**MATERIAL PROVIDED**:
● ● ● ● ●
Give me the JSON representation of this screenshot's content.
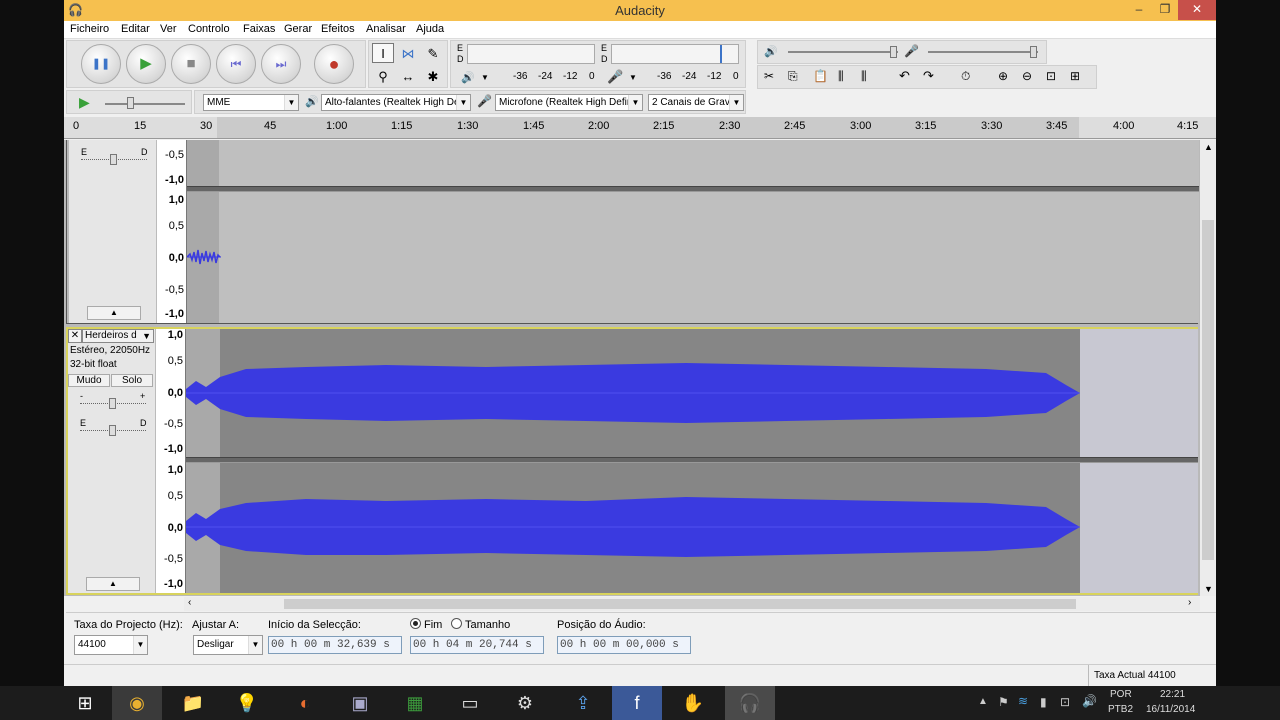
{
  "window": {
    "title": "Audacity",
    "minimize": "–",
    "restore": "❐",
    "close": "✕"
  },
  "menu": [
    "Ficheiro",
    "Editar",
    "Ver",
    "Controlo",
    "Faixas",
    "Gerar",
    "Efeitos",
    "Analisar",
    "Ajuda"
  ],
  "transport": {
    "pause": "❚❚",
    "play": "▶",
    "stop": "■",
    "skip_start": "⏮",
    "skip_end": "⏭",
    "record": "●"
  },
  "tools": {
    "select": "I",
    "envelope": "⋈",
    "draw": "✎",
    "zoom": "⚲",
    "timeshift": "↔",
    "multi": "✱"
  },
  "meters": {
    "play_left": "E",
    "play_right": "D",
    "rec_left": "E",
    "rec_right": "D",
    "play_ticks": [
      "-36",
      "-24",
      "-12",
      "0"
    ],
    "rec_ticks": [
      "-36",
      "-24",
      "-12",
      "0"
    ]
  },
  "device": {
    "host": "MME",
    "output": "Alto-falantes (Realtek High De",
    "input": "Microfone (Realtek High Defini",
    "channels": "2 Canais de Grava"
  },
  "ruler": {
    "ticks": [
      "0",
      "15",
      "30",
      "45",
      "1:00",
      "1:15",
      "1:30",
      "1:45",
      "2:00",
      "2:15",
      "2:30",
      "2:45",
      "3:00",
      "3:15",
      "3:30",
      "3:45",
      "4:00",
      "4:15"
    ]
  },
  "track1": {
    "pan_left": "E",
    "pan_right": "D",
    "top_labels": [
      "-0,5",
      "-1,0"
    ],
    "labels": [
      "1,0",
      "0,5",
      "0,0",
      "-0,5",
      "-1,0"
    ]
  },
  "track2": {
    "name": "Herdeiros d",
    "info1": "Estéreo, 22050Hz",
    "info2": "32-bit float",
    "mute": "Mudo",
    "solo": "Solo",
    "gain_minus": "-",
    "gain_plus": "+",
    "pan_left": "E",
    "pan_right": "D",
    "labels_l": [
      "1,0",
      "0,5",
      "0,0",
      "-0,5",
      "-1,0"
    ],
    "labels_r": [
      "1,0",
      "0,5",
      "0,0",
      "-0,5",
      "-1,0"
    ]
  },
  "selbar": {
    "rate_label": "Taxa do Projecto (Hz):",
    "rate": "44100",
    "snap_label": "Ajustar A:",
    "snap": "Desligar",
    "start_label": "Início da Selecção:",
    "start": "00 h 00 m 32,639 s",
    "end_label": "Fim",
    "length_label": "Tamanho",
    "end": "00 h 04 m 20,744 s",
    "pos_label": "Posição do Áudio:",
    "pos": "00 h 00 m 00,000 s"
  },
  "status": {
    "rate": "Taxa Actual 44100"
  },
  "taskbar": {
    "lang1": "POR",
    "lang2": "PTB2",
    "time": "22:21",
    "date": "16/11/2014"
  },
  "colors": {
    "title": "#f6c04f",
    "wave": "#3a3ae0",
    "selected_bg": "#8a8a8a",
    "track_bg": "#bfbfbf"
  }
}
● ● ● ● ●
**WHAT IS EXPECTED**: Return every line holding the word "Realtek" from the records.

**RESULT OF THIS TASK**:
    "output": "Alto-falantes (Realtek High De",
    "input": "Microfone (Realtek High Defini",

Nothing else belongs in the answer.